*** Records provided ***

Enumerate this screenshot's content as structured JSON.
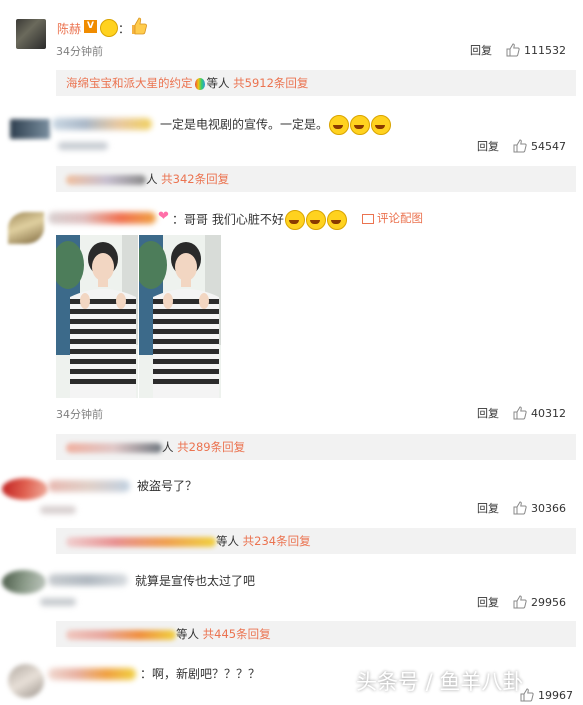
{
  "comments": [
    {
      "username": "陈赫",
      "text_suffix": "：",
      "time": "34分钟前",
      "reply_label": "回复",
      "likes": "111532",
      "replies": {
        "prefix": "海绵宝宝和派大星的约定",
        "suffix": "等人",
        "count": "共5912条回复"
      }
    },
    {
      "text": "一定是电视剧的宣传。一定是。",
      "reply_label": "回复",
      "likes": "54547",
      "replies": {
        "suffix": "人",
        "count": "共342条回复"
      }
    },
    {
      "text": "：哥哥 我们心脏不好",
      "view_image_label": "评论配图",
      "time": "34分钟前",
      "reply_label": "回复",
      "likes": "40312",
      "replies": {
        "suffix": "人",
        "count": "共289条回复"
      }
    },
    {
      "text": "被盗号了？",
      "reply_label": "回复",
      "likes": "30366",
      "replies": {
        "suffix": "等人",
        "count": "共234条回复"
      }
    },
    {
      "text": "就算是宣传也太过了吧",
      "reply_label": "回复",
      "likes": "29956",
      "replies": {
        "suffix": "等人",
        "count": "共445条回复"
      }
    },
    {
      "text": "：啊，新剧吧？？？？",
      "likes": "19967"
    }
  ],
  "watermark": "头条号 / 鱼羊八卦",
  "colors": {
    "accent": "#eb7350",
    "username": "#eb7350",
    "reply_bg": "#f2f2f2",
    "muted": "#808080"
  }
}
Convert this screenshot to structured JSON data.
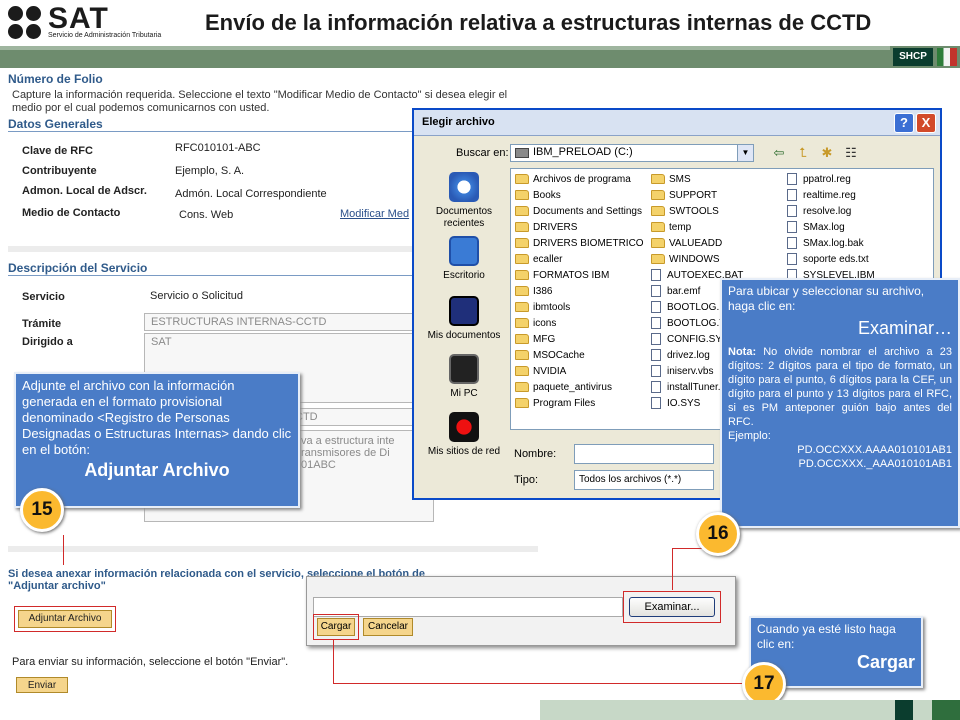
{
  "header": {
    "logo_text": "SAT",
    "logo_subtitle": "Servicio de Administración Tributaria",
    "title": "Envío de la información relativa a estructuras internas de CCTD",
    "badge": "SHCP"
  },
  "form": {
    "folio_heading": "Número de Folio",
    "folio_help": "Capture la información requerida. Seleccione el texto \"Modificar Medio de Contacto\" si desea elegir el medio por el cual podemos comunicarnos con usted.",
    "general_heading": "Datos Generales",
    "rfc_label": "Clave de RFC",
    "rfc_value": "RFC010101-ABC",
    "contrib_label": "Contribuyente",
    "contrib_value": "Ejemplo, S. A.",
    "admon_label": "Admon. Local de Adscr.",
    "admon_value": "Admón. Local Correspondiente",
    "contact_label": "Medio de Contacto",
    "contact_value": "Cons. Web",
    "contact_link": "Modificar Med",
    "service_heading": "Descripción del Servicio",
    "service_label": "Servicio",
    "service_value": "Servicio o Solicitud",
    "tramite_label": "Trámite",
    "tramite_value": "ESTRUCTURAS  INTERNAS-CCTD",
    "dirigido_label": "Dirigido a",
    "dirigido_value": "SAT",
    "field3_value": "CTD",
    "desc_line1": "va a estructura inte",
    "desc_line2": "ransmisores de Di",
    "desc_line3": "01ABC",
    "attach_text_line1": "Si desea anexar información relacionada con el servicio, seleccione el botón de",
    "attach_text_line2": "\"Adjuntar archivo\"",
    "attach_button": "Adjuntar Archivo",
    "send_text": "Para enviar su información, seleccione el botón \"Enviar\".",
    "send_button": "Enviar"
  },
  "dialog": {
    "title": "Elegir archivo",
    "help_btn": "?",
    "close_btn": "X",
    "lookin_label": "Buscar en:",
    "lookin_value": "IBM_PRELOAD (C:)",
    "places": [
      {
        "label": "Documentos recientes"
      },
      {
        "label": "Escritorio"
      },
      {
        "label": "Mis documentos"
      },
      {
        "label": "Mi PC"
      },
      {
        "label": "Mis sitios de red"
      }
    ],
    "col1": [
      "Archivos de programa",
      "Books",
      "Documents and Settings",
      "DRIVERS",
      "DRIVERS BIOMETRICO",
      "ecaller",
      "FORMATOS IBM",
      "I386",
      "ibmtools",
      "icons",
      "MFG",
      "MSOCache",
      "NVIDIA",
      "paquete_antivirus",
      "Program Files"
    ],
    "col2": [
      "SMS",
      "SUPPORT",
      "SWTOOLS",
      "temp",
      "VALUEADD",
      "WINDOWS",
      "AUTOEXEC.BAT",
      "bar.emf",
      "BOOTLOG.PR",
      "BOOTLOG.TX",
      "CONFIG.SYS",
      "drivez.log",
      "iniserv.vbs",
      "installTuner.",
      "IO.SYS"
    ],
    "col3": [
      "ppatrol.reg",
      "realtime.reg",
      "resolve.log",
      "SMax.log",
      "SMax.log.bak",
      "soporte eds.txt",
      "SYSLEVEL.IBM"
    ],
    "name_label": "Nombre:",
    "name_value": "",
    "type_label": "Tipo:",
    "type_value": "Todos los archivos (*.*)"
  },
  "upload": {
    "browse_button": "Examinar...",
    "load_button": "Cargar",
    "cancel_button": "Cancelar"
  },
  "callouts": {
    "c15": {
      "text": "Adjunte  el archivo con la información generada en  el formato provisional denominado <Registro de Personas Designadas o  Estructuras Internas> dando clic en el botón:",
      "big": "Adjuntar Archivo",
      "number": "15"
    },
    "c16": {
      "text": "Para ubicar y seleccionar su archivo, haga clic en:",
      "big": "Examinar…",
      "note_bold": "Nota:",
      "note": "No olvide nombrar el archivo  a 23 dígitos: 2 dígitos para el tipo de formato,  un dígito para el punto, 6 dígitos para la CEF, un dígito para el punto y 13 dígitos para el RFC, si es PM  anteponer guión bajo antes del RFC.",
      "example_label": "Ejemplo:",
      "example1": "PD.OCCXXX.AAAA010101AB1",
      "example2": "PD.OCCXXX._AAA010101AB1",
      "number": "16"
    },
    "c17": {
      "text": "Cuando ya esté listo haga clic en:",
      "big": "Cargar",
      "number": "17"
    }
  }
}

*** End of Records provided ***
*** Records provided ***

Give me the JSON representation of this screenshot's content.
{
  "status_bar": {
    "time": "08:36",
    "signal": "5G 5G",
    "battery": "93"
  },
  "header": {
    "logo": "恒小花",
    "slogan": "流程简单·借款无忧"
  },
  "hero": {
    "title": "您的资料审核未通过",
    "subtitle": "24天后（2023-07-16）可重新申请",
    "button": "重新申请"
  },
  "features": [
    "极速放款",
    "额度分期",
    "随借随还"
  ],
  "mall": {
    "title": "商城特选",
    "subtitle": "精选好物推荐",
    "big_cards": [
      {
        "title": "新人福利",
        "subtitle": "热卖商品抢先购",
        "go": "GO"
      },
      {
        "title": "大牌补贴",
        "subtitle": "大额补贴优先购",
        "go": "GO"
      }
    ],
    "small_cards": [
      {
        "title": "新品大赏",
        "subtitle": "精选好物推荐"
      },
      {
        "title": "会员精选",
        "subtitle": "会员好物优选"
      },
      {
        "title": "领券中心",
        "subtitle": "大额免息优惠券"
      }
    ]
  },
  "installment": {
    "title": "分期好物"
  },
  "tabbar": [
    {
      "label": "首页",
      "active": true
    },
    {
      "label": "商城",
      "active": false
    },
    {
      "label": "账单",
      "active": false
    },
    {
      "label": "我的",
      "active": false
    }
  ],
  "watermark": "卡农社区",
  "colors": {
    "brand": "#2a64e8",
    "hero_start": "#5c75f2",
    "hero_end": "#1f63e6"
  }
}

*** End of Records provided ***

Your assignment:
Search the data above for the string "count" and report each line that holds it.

Answer to this task:
        "count": "共5912条回复"
        "count": "共342条回复"
        "count": "共289条回复"
        "count": "共234条回复"
        "count": "共445条回复"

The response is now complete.